Going To Series

Foreword Review — Jan / Feb 2000

Lost luggage in New York. the Summer Olympics in Sydney. An eccentric Washington, D.C. landlady with a flying car. a mysterious pen pal in London. With four titles, the new “Going To” series offers readers aged nine to thirteen travel, mystery, adventure and hints of romance.

A plane ride from Edina, Minnesota, to Manhattan takes seventh grader Jessie Witt to a new and exciting world. Jessie views the weeklong trip to New York with the Prairie Youth Chorale as such an opportunity that she is determined not to let either lost luggage or a lost singing voice dampen her enthusiasm. At times Jessie wonders if she can keep her promise when a nagging cough that develops into a painful sore throat and friction with other chorale members combine to make her feel miserable.

By using Jessie’s sightseeing forays, Dreyer skillfully weaves the sights of New York into the story without becoming didactic. Jessie’s visits with her New York relatives provide another view of life in the city thus giving both Jessie and the reader a different perspective on the area. With the chorale, Jessie enjoys the tourist attractions for which the city is well known while contending with the social interactions and distractions typical of a group of young teens. By the time the chorale is scheduled to perform, Jessie has found both her luggage and her voice, some understanding for the chorale’s talented, but annoying lead soprano and the promise of a special friendship.

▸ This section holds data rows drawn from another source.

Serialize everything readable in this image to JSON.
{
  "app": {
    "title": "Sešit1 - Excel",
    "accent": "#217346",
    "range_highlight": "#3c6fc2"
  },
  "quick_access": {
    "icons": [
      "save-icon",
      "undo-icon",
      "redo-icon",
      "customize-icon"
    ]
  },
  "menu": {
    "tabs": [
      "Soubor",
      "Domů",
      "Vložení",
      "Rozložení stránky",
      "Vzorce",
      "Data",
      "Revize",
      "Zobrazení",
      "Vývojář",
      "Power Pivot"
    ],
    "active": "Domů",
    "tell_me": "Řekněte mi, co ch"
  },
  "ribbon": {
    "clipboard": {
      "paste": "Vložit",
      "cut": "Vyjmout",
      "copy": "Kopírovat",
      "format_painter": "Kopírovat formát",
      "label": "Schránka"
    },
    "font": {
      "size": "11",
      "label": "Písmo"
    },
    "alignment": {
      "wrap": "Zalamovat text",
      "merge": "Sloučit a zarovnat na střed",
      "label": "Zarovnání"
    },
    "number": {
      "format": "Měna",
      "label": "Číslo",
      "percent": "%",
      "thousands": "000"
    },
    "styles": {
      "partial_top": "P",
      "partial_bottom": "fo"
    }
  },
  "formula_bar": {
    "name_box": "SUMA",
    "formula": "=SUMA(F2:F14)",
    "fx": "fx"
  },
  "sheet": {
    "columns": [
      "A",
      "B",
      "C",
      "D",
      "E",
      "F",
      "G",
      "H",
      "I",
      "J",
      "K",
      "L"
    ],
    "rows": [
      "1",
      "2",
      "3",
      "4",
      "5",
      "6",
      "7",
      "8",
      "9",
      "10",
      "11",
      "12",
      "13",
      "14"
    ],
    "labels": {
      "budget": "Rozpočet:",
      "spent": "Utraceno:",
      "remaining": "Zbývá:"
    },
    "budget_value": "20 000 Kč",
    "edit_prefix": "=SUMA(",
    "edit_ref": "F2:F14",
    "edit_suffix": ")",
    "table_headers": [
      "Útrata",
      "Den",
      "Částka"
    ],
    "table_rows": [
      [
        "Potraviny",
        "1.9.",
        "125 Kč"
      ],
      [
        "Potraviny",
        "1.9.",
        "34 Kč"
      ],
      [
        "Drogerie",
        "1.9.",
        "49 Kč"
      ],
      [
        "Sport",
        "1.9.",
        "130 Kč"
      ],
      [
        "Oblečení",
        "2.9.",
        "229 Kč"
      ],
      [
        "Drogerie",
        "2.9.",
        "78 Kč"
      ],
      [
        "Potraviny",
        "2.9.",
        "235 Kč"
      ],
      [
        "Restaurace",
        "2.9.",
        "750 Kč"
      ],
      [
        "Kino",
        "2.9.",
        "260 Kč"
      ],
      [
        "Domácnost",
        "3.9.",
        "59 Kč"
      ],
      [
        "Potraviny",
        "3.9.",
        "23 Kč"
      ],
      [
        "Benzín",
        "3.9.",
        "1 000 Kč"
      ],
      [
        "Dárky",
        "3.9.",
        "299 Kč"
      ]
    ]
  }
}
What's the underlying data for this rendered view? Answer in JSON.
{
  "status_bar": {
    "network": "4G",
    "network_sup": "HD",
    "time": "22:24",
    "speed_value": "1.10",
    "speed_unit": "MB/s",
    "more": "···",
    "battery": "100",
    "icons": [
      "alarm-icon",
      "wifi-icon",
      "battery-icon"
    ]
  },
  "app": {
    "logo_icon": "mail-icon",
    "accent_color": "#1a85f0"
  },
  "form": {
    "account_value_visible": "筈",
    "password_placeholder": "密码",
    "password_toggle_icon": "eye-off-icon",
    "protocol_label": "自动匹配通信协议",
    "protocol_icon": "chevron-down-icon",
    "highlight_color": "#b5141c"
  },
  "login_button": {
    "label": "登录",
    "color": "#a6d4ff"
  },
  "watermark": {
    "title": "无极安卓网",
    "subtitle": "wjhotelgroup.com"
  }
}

Each book in the “Going To” series concludes with maps of the city and the characters’ descriptions of the sights whose locations are numbered on the maps. Web sites at which the reader can access additional information are also provided. Other books in the series introduce Great Britain via a family trip described in The Bridges in London by Michele Sobel Spirn. Eliza Down Under by Virginia Bernard takes Eliza, her widowed mother and the reader to the 2000 Olympics in Sydney, Australia. Me, Minerva, and the Flying Car by E.R. Emmer is set in Washington, D.C., where miserable Talia is forced to move when her parents open a natural foods store in the city. Although the protagonist in each book is female, a secondary male character is actively involved in events. The publisher plans to add more books to the series each season with two additional titles scheduled for release in August.

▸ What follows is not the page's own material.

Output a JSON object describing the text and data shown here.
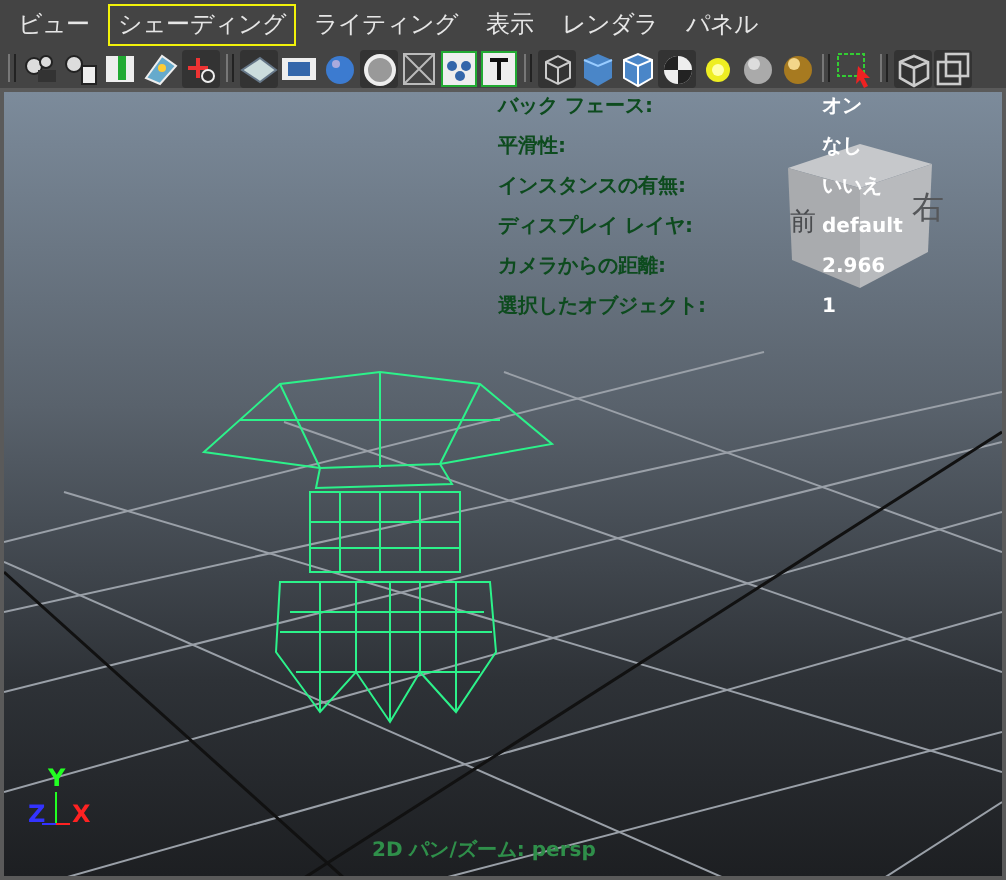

Dreyer departs from the genre of her previous titles with this work as she travels into youth fiction with a fast-paced adventure and credible characters that will be right in tune with today’s youth.

Janis Ansell